Mormons and Buddhists Are Not “Isms” or “Ists.” They’re People.

Mormons and Buddhists Are Not “Isms” or “Ists.” They’re People. October 19, 2018


Mormons, Buddhists and adherents of other religions are not “-isms.” They’re not even “-ists.” They’re people. So, for all their differences from us Evangelical Christians, they’re still so much like you and me. Moreover, as with us, their humanity shapes their approach to their faith traditions, just as their faith traditions shape them as humans.

While I find it refreshing and right to hold passionately to ultimate truth claims in a society where relativism is so prevalent, Christians must guard against approaching adherents of other religions in exclusively doctrinal terms. If we approach people in such singular terms, we miss vital connections with those of other faith traditions. Why? Many religions do not view themselves primarily in doctrinal terms. Of course, doctrine is very important to many Christian communities and should come into consideration when engaging adherents of other paths. After all, the Apostle Paul told Timothy, “Watch your life and doctrine closely. Persevere in them, because if you do, you will save both yourself and your hearers” (1 Timothy 4:16). Still, we must learn to ask questions that reflect sensitivity to how these traditions view themselves in terms of their important stories, experiences and customs, even while discussing and making ultimate truth claims that bear on all of us, no matter the tradition.

I have learned this the hard way, when I have unwittingly imposed my categories on others. Do you know what it is like when people impose categories on you before even knowing you, presuming and perhaps even demanding that you respond in ways that fit their expectations? Such exchanges are very off-putting and demeaning. When I have operated in this way, I have missed out on interpersonal connections that should be intertwined with consideration of biblical truth claims. As a result of these missteps, I have often experienced painful reactions. Exchanges with diverse religious practitioners led to the volume, Connecting Christ: How to Discuss Jesus in a World of Diverse Paths (an excerpt from this forthcoming book was published in the April 2012 edition of Christianity Today [click on the search result]). These encounters have opened my Evangelical eyes to the vast complexities that must be accounted for in engaging people of other spiritual paths in relational terms. Some of those conversations are included in the volume.

Christians must consider the historical, cultural and experiential forces, including symbols, stories and rituals of the diverse traditions, approaching these religions from sociological and historical vantage points in addition to biblical, theological, and metaphysical categories. We also need to reflect upon our own traditions from these various angles. In fact, we must also ask the adherents of these diverse traditions to share with us how they experience our faith through us.
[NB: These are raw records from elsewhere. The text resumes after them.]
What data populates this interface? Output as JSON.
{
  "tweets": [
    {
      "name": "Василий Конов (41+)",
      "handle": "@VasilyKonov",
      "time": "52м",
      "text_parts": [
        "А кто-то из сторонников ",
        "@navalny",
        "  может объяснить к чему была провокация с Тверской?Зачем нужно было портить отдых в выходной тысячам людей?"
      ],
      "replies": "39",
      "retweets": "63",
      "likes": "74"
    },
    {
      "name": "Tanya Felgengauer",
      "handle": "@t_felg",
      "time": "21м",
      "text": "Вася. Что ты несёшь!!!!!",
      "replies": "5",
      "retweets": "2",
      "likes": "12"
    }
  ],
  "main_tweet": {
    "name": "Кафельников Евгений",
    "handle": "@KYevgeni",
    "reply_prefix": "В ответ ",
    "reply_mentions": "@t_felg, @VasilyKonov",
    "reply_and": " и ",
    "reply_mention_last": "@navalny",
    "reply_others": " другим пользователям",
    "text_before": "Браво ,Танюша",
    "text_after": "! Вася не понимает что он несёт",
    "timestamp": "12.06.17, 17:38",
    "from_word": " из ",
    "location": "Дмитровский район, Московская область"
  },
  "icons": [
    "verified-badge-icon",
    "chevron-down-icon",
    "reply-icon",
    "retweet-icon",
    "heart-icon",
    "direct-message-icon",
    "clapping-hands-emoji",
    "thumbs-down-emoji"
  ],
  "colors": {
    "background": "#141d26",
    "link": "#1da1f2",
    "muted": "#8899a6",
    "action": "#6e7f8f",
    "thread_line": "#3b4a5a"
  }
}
This last statement draws attention to other important matters. Asking good questions and listening well are essential components of effective inter-faith communication. So, it is important to ask our Mormon, Buddhist and Jewish friends to share with us how they view their traditions and religions generally. We should also ask them how they approach their faith personally, for they are not “-isms” or “-ists,” but particular, personal adherents with their own distinctive stories.

Hypotheticals and stereotypes might work well on paper, but not in life. I have never encountered a hypothetical or stereotypical person. And even if I think I have, it just indicates that I have not probed deeply enough. Hopefully, the more personally and particularly we engage diverse religious practitioners from the perspective of their experiential participation in their traditions, the more they will experience through us and hopefully for themselves how personal—not packaged—the Jesus revealed in the Bible really is.

This piece is cross-posted at The Institute for the Theology of Culture: New Wine, New Wineskins and at The Christian Post. This post originally appeared at this column (apart from the picture) on April 17, 2012.

Browse Our Archives